As part of our summer session this year, many of our students particiapted in delving into their apptitude using "YouScience".  YouScience is an online career and personal planning assessment system that helps teens (and adults) identify their own potential aptitudes and careers.  Students were given access to the system to take the series of assessments and receive a comprehensive report. That report includes not only performance on the assessments, but it explains how the assessments reflect strengths and weaknesses--strengths to capitalize upon and weaknesses to overcome or work around. All of that information is then translated into suggestions for college majors (If the test taker indicates they are college-bound) and careers.


These "brain game" assessments are testing for math and language ability as well as interpersonal skills and career aptitudes.  Within 24 hours after taking the assessment, you receive an email notification that your results are ready. You can log back onto the site and view a presentation of the results. This is probably the best way to get a relatively quick understanding of the results. However, you can click on various sections of the report for more detailed information. The report includes personalized comments on each area of assessment. It concludes with recommendations of potential careers and college majors.  This is caputres the essence of NCTA-- post secondary options for career and education! 


The YouScience website has sections for career and college major exploration so you can quickly go beyond the initial recommendations.  The program also allows students to save career options they want to consider and compare with others.  In addition to the interactive, online report, students can also download both a summary and a detailed report on results. The detailed report is 55 pages long while the summary version is seven pages. However, the interactive, online report remains the avenue for serious career and college major investigation. 


The assessments themselves were sometimes fun and sometimes challenging. The point of the assessments is not to get the highest score but rather to identify personal strengths and aptitudes. If you keep that in mind, you should not get frustrated if and when you hit difficult sections of the assessment.


Students will have access to this information for 10 years.  Their personal information is protect and never shared.  


If a student in our summer session program was not able to participate in this opportunity and would like to do so, please reach out to with the student first and last name. 
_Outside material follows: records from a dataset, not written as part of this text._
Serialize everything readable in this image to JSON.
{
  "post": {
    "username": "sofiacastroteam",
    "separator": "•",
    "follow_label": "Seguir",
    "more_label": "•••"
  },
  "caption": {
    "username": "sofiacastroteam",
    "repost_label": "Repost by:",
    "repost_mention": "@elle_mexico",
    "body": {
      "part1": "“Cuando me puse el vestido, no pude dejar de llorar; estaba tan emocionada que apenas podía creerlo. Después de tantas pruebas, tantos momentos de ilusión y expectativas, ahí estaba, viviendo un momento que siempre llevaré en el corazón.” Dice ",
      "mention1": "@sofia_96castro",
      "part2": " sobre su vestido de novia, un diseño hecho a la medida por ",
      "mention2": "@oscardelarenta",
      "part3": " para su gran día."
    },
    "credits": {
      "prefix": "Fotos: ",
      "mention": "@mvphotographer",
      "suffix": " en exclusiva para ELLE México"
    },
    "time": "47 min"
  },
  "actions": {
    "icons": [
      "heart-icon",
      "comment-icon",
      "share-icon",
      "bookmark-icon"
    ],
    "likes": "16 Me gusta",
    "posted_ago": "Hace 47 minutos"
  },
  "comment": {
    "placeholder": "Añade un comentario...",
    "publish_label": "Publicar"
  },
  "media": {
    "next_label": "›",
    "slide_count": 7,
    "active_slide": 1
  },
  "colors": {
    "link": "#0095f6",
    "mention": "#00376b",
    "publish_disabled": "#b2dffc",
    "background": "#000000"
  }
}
If you are a parent or a school representative, check out these "Conversation Starter” for some helpful guides to start the conversation with your student!